[Work order]: Output every line below without omitting or altering anything.

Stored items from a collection
········

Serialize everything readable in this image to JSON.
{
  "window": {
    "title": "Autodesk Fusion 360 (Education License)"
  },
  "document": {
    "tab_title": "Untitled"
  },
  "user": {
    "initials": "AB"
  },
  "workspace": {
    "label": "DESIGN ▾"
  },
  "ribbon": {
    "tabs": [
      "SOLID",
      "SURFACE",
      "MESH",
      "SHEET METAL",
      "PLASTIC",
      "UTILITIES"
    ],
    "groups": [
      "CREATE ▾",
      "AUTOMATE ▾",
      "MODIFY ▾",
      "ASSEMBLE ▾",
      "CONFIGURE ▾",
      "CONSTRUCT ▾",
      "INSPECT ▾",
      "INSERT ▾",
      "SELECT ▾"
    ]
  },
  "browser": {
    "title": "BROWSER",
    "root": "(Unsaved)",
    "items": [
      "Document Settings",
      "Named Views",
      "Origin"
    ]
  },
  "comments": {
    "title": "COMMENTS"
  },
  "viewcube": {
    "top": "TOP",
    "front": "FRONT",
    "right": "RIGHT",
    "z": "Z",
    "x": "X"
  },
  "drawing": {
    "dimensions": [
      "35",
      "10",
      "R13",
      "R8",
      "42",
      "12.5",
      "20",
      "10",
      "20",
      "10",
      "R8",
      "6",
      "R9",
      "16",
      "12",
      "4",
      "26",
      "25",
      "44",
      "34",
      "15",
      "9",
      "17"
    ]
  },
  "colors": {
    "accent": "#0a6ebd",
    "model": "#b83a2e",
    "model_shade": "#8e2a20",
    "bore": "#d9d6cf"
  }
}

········

[Exercise answer]:
Serialize everything readable in this image to JSON.
{
  "window": {
    "title": "Autodesk Fusion 360 (Education License)"
  },
  "document": {
    "tab_title": "Untitled"
  },
  "user": {
    "initials": "AB"
  },
  "workspace": {
    "label": "DESIGN ▾"
  },
  "ribbon": {
    "tabs": [
      "SOLID",
      "SURFACE",
      "MESH",
      "SHEET METAL",
      "PLASTIC",
      "UTILITIES"
    ],
    "groups": [
      "CREATE ▾",
      "AUTOMATE ▾",
      "MODIFY ▾",
      "ASSEMBLE ▾",
      "CONFIGURE ▾",
      "CONSTRUCT ▾",
      "INSPECT ▾",
      "INSERT ▾",
      "SELECT ▾"
    ]
  },
  "browser": {
    "title": "BROWSER",
    "root": "(Unsaved)",
    "items": [
      "Document Settings",
      "Named Views",
      "Origin"
    ]
  },
  "comments": {
    "title": "COMMENTS"
  },
  "viewcube": {
    "top": "TOP",
    "front": "FRONT",
    "right": "RIGHT",
    "z": "Z",
    "x": "X"
  },
  "drawing": {
    "dimensions": [
      "35",
      "10",
      "R13",
      "R8",
      "42",
      "12.5",
      "20",
      "10",
      "20",
      "10",
      "R8",
      "6",
      "R9",
      "16",
      "12",
      "4",
      "26",
      "25",
      "44",
      "34",
      "15",
      "9",
      "17"
    ]
  },
  "colors": {
    "accent": "#0a6ebd",
    "model": "#b83a2e",
    "model_shade": "#8e2a20",
    "bore": "#d9d6cf"
  }
}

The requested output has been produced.